free html hit counter
Posted on: Friday, 12 June 2015 by Rajiv Popat

Most self-help books contain scientifically non-verifiable advice of how to be successful in life dispensed by self-help gurus who became successful in life by dispensing advice that was --- scientifically non verifiable.

Over a period of time the Self-Help industry has created clichés that have often done as much harm as they have done good. I can't even begin to guess just how many entrepreneurs burn their hands trying out the whole 'follow your passion' cliché pushed out by self help books around the globe.

The power of positive thinking is another such cliché. Most self help books out there seem to recommend that readers should push negative thoughts out of their brains and focus on positive thoughts. It's one of those ideas that was articulately written in one self-help book; which sold a million copies because the audience liked the sound of it. Because it sold a million copies other self-help authors echoed the advice and very soon the entire self-help industry was pushing the cliché as an inevitable truth of the universe with very little science or evidence to support the hypothesis. 

In his rather scientific book, 59 seconds - Think a little, change a lot, Professor Richard Wiseman talks at-length the kind of negative impact these non-scientific feel-good hypothesis can have. He explains:

The problem is that the advice offered in some self-help books and courses is at odds with the results of scientific research. Take, for example, the power of positive thinking. Does the road to happiness really depend on people’s being able to simply push negative thoughts out of their mind? Actually, research suggests that such thought suppression may be far more likely to increase, rather than decrease, misery. In the mid-1980s Harvard psychologist Daniel Wegner chanced upon an obscure but intriguing quote from Dostoyevsky’s Winter Notes on Summer Impressions: “Try to pose for yourself this task: not to think of a polar bear, and you will see that the cursed thing will come to mind every minute.” Wegner decided to carry out a simple experiment to discover if this was true. Each person from a group of willing volunteers was made to sit alone in a room and told to think about anything, but NOT to imagine Dostoyevsky’s white bear. Everyone was then asked to ring a bell each time the banned bear sprang to mind. Within moments a cacophony of bells indicated that Dostoyevsky was right—attempting to suppress certain thoughts makes people obsess on the very topic that they are trying to avoid.
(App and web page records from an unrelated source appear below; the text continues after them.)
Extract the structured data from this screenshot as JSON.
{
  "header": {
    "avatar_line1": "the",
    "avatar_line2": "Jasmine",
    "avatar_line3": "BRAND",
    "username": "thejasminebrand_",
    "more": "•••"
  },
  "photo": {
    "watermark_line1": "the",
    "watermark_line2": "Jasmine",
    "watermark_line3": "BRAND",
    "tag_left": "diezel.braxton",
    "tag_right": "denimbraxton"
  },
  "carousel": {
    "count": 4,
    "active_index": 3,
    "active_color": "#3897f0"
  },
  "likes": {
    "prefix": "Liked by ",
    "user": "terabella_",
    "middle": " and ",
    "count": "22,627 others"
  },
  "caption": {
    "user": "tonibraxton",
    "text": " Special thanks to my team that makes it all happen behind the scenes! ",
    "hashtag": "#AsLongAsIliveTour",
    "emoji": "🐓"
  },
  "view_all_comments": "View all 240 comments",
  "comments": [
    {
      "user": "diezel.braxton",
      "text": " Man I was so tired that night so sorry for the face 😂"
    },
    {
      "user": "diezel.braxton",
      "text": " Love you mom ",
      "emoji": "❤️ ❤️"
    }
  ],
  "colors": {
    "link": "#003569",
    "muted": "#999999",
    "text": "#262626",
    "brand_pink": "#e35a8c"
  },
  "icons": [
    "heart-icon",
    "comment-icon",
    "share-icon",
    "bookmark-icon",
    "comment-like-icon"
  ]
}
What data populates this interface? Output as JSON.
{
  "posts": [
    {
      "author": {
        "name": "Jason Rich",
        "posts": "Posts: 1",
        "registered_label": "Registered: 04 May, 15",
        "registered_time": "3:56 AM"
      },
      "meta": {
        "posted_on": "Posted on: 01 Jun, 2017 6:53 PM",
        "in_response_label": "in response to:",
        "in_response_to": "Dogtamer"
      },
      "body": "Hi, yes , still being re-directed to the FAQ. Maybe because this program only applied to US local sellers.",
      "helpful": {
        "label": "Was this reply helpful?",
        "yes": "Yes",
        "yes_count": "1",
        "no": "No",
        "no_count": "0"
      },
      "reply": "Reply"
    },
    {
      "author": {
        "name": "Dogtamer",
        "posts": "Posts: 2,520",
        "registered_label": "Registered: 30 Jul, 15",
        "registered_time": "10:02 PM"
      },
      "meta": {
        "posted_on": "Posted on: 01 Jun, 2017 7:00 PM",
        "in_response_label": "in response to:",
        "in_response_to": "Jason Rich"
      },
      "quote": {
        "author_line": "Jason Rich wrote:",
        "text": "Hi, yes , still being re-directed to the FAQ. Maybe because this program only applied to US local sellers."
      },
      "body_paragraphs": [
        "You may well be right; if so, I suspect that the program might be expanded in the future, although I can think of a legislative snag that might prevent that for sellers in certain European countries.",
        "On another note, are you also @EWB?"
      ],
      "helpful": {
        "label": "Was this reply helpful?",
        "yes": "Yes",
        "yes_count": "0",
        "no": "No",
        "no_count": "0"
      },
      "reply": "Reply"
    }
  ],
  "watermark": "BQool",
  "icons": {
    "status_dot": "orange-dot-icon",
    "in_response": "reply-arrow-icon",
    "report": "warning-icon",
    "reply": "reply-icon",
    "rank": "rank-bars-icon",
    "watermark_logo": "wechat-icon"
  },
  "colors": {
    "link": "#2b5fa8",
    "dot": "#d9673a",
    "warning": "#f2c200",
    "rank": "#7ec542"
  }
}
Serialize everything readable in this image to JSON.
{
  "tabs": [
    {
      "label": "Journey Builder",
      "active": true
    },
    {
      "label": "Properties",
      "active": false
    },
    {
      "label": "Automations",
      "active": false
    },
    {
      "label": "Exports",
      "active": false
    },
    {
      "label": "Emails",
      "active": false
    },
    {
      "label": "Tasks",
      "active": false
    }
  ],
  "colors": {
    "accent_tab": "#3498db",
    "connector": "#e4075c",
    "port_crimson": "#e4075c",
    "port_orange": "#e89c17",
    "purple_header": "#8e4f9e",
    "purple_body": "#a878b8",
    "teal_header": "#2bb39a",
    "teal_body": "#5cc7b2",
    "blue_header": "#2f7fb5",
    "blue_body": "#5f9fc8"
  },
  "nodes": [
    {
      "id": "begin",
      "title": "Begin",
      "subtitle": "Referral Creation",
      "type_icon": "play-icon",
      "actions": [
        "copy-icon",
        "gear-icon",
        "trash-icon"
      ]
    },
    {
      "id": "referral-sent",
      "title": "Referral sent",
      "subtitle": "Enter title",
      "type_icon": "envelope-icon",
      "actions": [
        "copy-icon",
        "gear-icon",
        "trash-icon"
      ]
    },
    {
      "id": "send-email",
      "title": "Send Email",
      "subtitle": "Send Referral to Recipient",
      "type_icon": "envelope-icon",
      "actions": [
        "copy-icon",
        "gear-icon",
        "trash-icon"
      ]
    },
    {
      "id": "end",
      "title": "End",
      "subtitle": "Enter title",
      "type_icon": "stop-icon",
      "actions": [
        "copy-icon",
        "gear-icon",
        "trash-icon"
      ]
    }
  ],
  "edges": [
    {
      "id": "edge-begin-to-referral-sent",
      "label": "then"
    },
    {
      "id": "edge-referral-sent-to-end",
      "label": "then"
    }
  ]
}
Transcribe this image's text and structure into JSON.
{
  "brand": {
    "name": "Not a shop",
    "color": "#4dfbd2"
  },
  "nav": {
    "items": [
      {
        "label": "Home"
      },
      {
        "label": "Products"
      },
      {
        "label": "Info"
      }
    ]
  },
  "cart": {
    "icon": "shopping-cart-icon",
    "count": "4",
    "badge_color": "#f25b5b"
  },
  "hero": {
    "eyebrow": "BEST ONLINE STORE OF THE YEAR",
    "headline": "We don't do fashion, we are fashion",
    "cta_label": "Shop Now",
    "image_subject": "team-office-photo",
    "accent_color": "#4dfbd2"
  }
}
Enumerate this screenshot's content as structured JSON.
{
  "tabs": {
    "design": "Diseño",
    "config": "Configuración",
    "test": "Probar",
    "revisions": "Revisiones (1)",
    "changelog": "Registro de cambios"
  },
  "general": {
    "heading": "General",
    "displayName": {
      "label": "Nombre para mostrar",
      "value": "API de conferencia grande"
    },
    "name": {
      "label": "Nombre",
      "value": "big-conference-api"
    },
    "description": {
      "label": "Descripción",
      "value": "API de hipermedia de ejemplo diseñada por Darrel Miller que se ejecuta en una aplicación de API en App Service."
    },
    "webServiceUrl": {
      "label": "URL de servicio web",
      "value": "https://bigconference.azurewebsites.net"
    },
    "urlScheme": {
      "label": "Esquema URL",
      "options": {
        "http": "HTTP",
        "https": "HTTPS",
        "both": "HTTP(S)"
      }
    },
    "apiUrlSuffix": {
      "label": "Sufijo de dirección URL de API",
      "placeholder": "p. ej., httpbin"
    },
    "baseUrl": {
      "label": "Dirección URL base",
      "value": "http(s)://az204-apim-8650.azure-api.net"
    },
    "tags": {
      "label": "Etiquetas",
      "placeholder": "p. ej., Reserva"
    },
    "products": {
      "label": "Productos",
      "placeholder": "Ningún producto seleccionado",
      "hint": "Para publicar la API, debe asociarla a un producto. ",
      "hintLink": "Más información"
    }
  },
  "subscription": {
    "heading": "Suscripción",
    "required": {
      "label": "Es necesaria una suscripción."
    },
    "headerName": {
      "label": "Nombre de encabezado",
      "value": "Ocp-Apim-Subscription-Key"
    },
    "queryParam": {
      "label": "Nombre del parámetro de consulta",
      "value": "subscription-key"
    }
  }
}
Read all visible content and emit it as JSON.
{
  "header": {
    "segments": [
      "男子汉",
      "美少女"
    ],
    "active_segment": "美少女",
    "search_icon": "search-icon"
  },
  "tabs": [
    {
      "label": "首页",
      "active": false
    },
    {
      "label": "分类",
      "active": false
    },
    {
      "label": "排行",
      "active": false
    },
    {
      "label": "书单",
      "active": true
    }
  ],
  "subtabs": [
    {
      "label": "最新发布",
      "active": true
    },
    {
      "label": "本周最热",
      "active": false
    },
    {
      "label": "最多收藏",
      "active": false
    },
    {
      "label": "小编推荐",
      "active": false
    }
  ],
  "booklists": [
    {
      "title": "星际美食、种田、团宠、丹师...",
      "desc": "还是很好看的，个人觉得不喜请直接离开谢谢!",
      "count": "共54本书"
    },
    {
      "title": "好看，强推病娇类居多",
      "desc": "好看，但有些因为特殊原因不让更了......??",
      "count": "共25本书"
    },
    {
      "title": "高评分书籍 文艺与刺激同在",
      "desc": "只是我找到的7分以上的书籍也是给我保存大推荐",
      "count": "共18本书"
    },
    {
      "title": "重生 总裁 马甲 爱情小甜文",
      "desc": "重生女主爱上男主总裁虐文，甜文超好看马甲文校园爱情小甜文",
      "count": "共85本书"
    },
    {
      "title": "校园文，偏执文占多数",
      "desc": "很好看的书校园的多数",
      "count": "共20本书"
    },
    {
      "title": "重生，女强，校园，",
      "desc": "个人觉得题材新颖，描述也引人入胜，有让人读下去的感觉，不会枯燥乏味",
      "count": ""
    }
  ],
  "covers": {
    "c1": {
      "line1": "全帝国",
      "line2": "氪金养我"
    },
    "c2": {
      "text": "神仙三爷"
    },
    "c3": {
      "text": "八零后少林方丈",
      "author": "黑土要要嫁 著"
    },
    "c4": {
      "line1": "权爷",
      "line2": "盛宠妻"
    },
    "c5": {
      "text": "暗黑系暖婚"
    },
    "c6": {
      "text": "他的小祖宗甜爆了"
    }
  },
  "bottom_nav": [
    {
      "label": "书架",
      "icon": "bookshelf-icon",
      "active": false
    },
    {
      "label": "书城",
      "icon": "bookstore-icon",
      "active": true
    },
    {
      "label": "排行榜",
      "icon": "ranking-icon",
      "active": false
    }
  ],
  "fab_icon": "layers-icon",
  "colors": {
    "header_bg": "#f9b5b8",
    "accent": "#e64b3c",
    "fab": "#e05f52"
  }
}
Richard goes on to explain how these ideas like forced positivity thinking (which are not tested, backed by science or any research what so ever) can actually end up doing more harm than good in the real world:

Other work has shown how this effect operates in real life, with one study, conducted by Jennifer Borton and Elizabeth Casey at Hamilton College in New York State, providing a dramatic demonstration of how it influences people’s moods and self-esteem.8 Borton and Casey asked a group of people to describe their most upsetting thought about themselves. The researchers then had half of the group spend the next eleven days trying to push this thought out of their minds, while the remaining participants were asked to carry on with life as usual. At the end of each day, everyone indicated the degree to which they had dwelled upon their upsetting thought, and rated their mood, anxiety level, and self-esteem. The results were conceptually similar to those obtained by Wegner’s “white bear” experiment. The group attempting to actively suppress their negative thoughts actually thought more about them. Compared to those going about their business as usual, the suppression group also rated themselves as more anxious, more depressed, and having lower self-esteem. More than twenty years of research have demonstrated that this paradoxical phenomenon occurs in many different aspects of everyday life, showing, for example, that asking dieters not to think about chocolate causes them to consume more of it and asking the public not to elect fools to positions in government encourages them to vote for George Bush.

The point here isn't that forced positive thinking can do you more harm than good. The point here also isn't that 95% of all self help books out there are bullshit. The point I'm trying to make is completely different.

As geeks we have an intimate relationship with data. We deal with it in huge quantities; we build tools to visualize it; we manage it, we gather it, we find it and we draw conclusions from it. As professionals we are also fairly scientific. We probably exercise more cause-effect relationship and pattern finding in our lives than any other group of professionals on this planet. Every conversation we have with our compiler through our code is built on this cause effect relationship. Every bug we debug builds on the same foundation.

Like it or not science and data are two best tools that we as geeks have at our disposal - even when it comes to our own personal development; and if you aren't using the best tools at your disposal by questioning every self-help book, tip or advice that you come across; how are you really developing yourself?

If asking questions has been the time-tested way of growing for human species, just why do we let our self help gurus off the hook by accepting and following advice that is neither true nor scientifically verifiable? Why don't we ask for evidence and proof of effectiveness for every idea that we adapt in our lifestyle?

After all, the general appeal, popularity or feel good factor of a typical, safe, well accepted idea has no direct correlation to it's correctness; and if we as geeks and nerds don't question the validity of the ideas thrown at us, who will?

So the next time someone throws an idea that you think of adapting in your life - don't forget to check what the science and data surrounding that idea tells you. As a geek that's not just your responsibility; it's how you live you life.

posted on Friday, 12 June 2015 18:22:00 UTC by Rajiv Popat  #    Comments [0] Trackback